By offering Ramirez and Pena arbitration, the Cubs will receive a compensatory Draft pick between the first and second rounds if they sign with another team.
Even though the Cubs did not offer arbitration to Wood, 34, they were expected to try to re-sign the reliever. Wood has already had conversations with Cubs president of baseball operations Theo Epstein, including a meeting at a Chicago bar. When asked about Wood last Friday, Epstein said, "we want him back."
Wood gave the team a hometown discount to return this past season, signing for $1.5 million. He was 3-5 with a 3.35 ERA in 55 games and has said he would retire rather than play for another club.
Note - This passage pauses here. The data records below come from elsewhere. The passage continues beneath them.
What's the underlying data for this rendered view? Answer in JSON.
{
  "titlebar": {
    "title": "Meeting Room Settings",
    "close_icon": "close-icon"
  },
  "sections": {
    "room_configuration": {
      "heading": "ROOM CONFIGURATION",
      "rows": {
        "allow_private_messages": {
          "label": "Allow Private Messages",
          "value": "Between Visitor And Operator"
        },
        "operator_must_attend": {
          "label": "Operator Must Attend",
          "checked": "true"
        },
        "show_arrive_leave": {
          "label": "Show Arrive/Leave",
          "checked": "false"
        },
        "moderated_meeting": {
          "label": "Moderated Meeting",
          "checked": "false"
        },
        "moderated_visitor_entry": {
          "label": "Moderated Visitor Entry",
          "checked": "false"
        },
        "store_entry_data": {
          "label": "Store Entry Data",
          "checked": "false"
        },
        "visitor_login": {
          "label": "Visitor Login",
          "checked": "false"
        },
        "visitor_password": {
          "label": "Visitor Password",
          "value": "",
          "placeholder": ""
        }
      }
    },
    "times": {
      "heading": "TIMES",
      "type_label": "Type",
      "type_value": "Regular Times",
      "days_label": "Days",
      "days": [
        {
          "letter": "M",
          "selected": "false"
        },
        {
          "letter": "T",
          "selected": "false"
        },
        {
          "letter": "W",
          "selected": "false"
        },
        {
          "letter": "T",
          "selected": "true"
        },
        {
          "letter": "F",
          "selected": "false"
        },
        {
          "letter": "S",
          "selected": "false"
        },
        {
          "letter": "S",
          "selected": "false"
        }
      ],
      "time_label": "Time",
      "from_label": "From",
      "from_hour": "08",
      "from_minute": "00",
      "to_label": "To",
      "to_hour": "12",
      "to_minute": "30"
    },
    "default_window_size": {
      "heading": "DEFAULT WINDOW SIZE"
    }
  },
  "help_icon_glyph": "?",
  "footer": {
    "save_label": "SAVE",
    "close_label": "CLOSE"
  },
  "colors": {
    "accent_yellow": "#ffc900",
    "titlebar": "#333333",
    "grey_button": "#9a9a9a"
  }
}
"He makes us a better team because of what he brings to the bullpen, and he makes us a better organization because of what he brings to the clubhouse, his leadership," Epstein said.
Ramirez, 33, won his first Silver Slugger award this season, batting .306 with 26 homers and 93 RBIs, and is considered the top free agent third baseman available. Ramirez's agent Paul Kinzer said last week at the General Manager Meetings that his client was looking for a multi-year contract.
In October, the Cubs had exercised their side of the $16 million option on his contract but the third baseman declined his side of the option. By doing so, the Cubs do not have to pay Ramirez the $2 million buyout.
Pena, 33, batted .225 with 28 homers, 27 doubles and 80 RBIs in his first season with the Cubs. He signed a one-year, $10 million deal last Dec. 8.
Teams had until midnight Wednesday to decide whether to offer ranked free agents arbitration. The players have until 11 p.m. CT on Dec. 6 to accept.
The Cubs did not offer arbitration to four other unranked free agents for whom no compensation applies, according to the new Collective Bargaining Agreement. That group includes John Grabow, Reed Johnson, Ramon Ortiz and Rodrigo Lopez.
Carrie Muskat is a reporter for MLB.com. She writes a blog, Muskat Ramblings, and you can follow her on Twitter@CarrieMuskat. This story was not subject to the approval of Major League Baseball or its clubs.